Know your dates
While April 15th is the tax date that rightfully gets the most attention, it is just one of four dates on which you will need to submit your quarterly taxes if you are self-employed or a small business owner. This might be a surprise if you’ve been used to the once-a-year tax deadline, but with the right preparation, it is a system to which you should be able to adapt quite easily.
According to the Internal Revenue Service, individuals will need to file quarterly taxes if they are an independent contractor; a sole proprietor in trade; a member of an LLC or other such business partnership; or run their own full- or part-time business. Once every quarter — specifically, on the 15th of January, April, June and September — you will need to estimate your expected tax payment for a full year and pay one fourth of it. This makes it all the more imperative to have your necessary documents easily accessible and conveniently located the entire year.

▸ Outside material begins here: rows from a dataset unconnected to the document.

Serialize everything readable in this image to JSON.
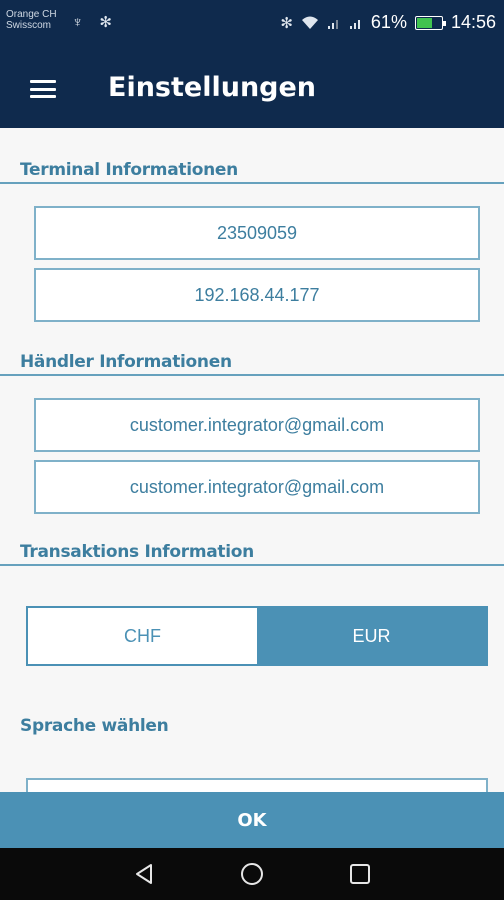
{
  "status_bar": {
    "carrier_line1": "Orange CH",
    "carrier_line2": "Swisscom",
    "left_icons": "♆ ✻",
    "battery_percent": "61%",
    "time": "14:56",
    "battery_level": 0.61
  },
  "app_bar": {
    "title": "Einstellungen",
    "menu_icon": "hamburger-menu-icon"
  },
  "sections": {
    "terminal": {
      "title": "Terminal Informationen",
      "terminal_id": "23509059",
      "ip_address": "192.168.44.177"
    },
    "merchant": {
      "title": "Händler Informationen",
      "email1": "customer.integrator@gmail.com",
      "email2": "customer.integrator@gmail.com"
    },
    "transaction": {
      "title": "Transaktions Information",
      "currency_options": [
        "CHF",
        "EUR"
      ],
      "selected_currency": "EUR"
    },
    "language": {
      "title": "Sprache wählen"
    }
  },
  "ok_button_label": "OK",
  "colors": {
    "header_bg": "#0f2a4d",
    "accent": "#4b91b5",
    "section_text": "#3d7e9f"
  }
}
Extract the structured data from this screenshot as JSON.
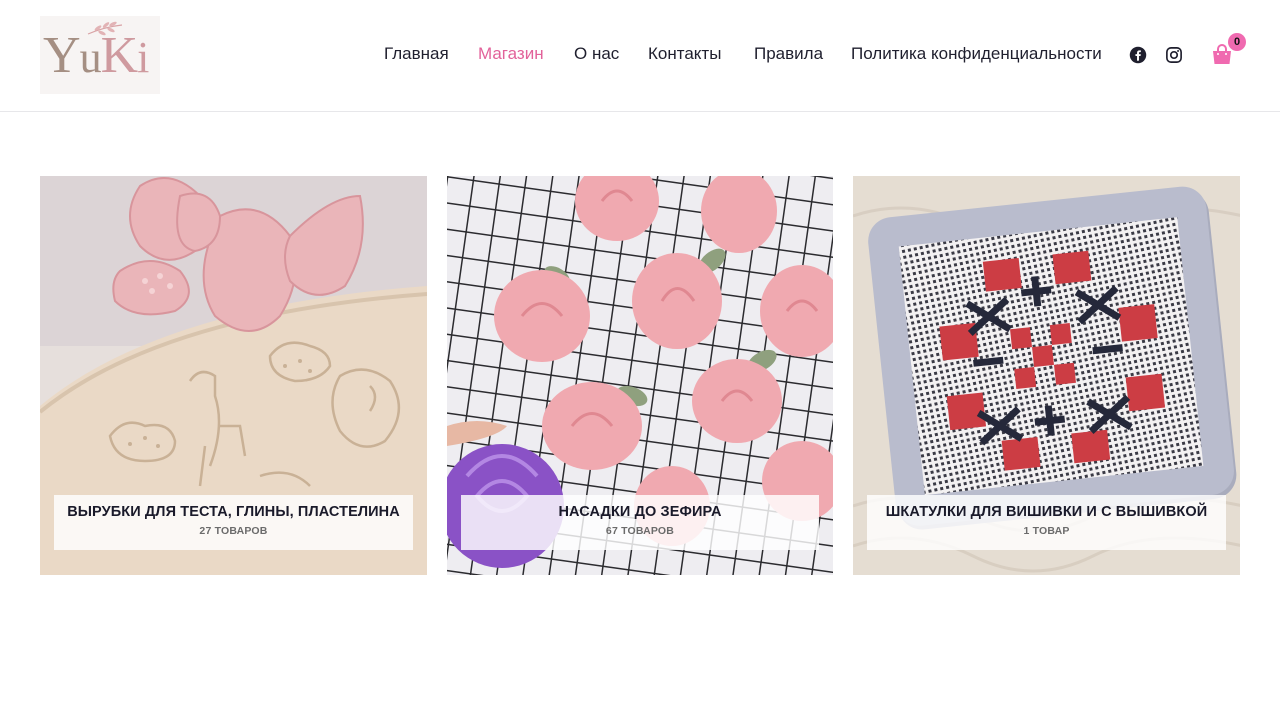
{
  "logo": {
    "text_y": "Y",
    "text_u": "u",
    "text_k": "K",
    "text_i": "i"
  },
  "nav": {
    "items": [
      {
        "label": "Главная"
      },
      {
        "label": "Магазин"
      },
      {
        "label": "О нас"
      },
      {
        "label": "Контакты"
      },
      {
        "label": "Правила"
      },
      {
        "label": "Политика конфиденциальности"
      }
    ],
    "active_index": 1
  },
  "icons": {
    "facebook": "facebook-icon",
    "instagram": "instagram-icon",
    "cart": "shopping-bag-icon"
  },
  "cart": {
    "count": "0"
  },
  "colors": {
    "accent": "#e2629a",
    "badge": "#f06ab0",
    "text": "#1f1f2e"
  },
  "categories": [
    {
      "title": "ВЫРУБКИ ДЛЯ ТЕСТА, ГЛИНЫ, ПЛАСТЕЛИНА",
      "count": "27 ТОВАРОВ"
    },
    {
      "title": "НАСАДКИ ДО ЗЕФИРА",
      "count": "67 ТОВАРОВ"
    },
    {
      "title": "ШКАТУЛКИ ДЛЯ ВИШИВКИ И С ВЫШИВКОЙ",
      "count": "1 ТОВАР"
    }
  ]
}
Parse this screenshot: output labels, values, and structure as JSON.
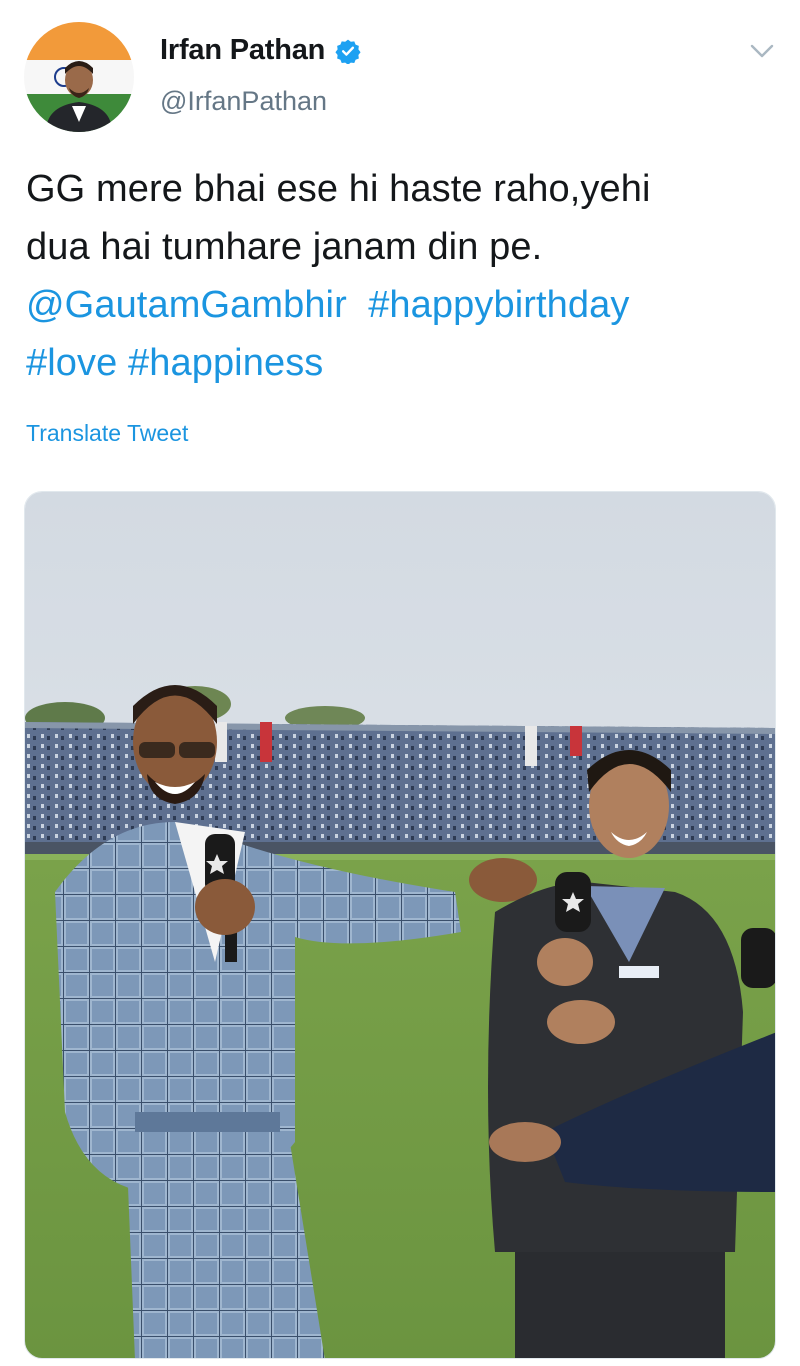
{
  "author": {
    "display_name": "Irfan Pathan",
    "handle": "@IrfanPathan",
    "verified": true,
    "avatar_icon": "profile-photo-with-india-flag"
  },
  "menu": {
    "icon": "chevron-down-icon"
  },
  "tweet": {
    "line1": "GG mere bhai ese hi haste raho,yehi",
    "line2": "dua hai tumhare janam din pe.",
    "mention": "@GautamGambhir",
    "hashtag_birthday": "#happybirthday",
    "hashtag_love": "#love",
    "hashtag_happiness": "#happiness"
  },
  "translate_label": "Translate Tweet",
  "colors": {
    "link": "#1b95e0",
    "text": "#14171a",
    "secondary": "#657786",
    "verified": "#1da1f2"
  }
}
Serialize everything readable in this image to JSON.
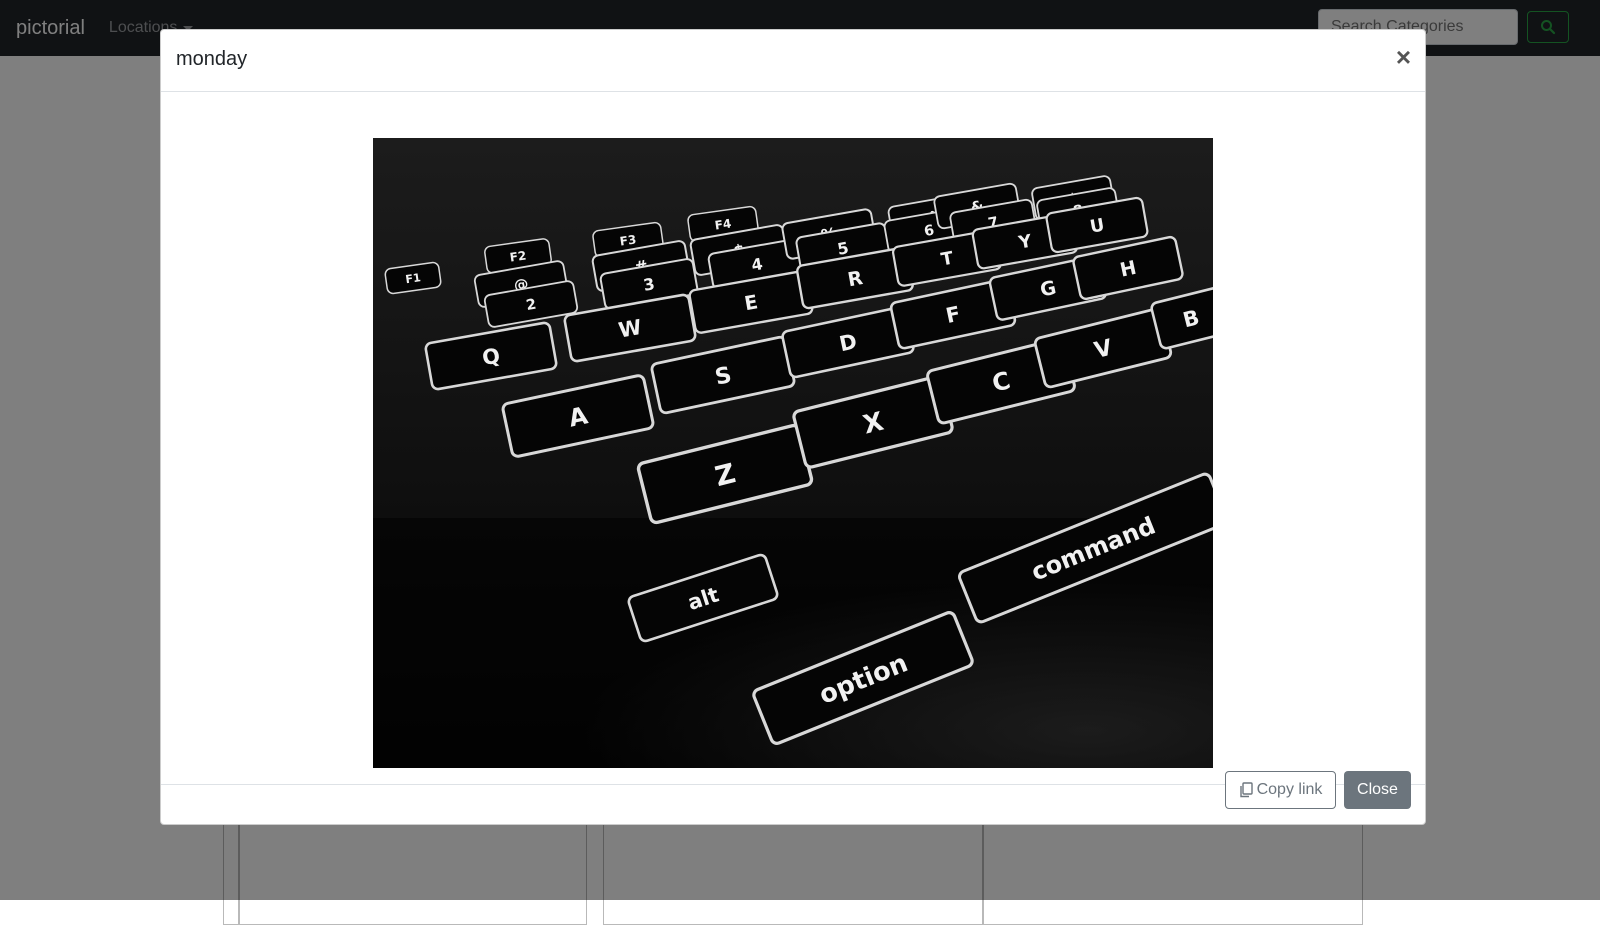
{
  "navbar": {
    "brand": "pictorial",
    "dropdown_label": "Locations",
    "search_placeholder": "Search Categories",
    "icons": {
      "search": "search-icon",
      "dropdown": "caret-down-icon"
    }
  },
  "modal": {
    "title": "monday",
    "close_symbol": "×",
    "image_alt": "Backlit laptop keyboard close-up",
    "keyboard_key_labels": [
      "F1",
      "F2",
      "F3",
      "F4",
      "@",
      "2",
      "#",
      "3",
      "$",
      "4",
      "%",
      "5",
      "^",
      "6",
      "&",
      "7",
      "*",
      "8",
      "Q",
      "W",
      "E",
      "R",
      "T",
      "Y",
      "U",
      "A",
      "S",
      "D",
      "F",
      "G",
      "H",
      "Z",
      "X",
      "C",
      "V",
      "B",
      "alt",
      "option",
      "command"
    ],
    "footer": {
      "copy_link_label": "Copy link",
      "close_label": "Close",
      "icons": {
        "copy": "copy-icon"
      }
    }
  },
  "colors": {
    "navbar": "#212529",
    "backdrop": "rgba(0,0,0,0.5)",
    "search_button_border": "#28a745",
    "secondary_button": "#6c757d"
  }
}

Have an effective filing system
No greater necessary component exists for keeping your business organized than having a dedicated filing system for your important documents, both tax-related and not. A successful filing system will have clearly labeled and coherently organized folders, containing everything from current business receipts to tax documents spanning the past seven years.
A good filing system, however, is about more than just keeping your papers in folders. Marjorie Adams, business process and systems expert at Fourlane and member of the Forbes Finance Council, recommends using accounting software to keep copies of all necessary receipts. Intuit adds that the potential for paper receipts and documents to wear down or become damaged should be encouragement to scan everything and save it as a PDF file. These should then in turn be backed up on physical external drives or in a protected cloud. Still, if you prefer physical documentation, you can apply the same logic by printing off secondary copies of all important paperwork.
Mark J. Kohler, CPA and author of “The Tax and Legal Playbook,” writes for Entrepreneur that the importance of saving all receipts related to your business “cannot be overstated.” This refutes the ideas of the “Cohen Rule,” which allows business-related expenses to be deducted if there is no receipt present so long as you have “other credible evidence,” and IRS Publication 463’s exception that documentation is not needed for any expense other than lodging that is less than $75. Keeping every receipt — no matter how great or small — is the one surefire way to guarantee that the IRS do not come calling over any perceived discrepancies.
Taxes can be and often are sources of great stress for individuals and business-owners alike. If you feel like your grasp on your obligations is more tenuous than you would prefer, do not hesitate to seek out the help of a tax professional. They’ll give you all the insight you need to improve your organizational skills for the years ahead, and they’ll provide the peace of mind that allows you to focus more of your energy on the growth of your business.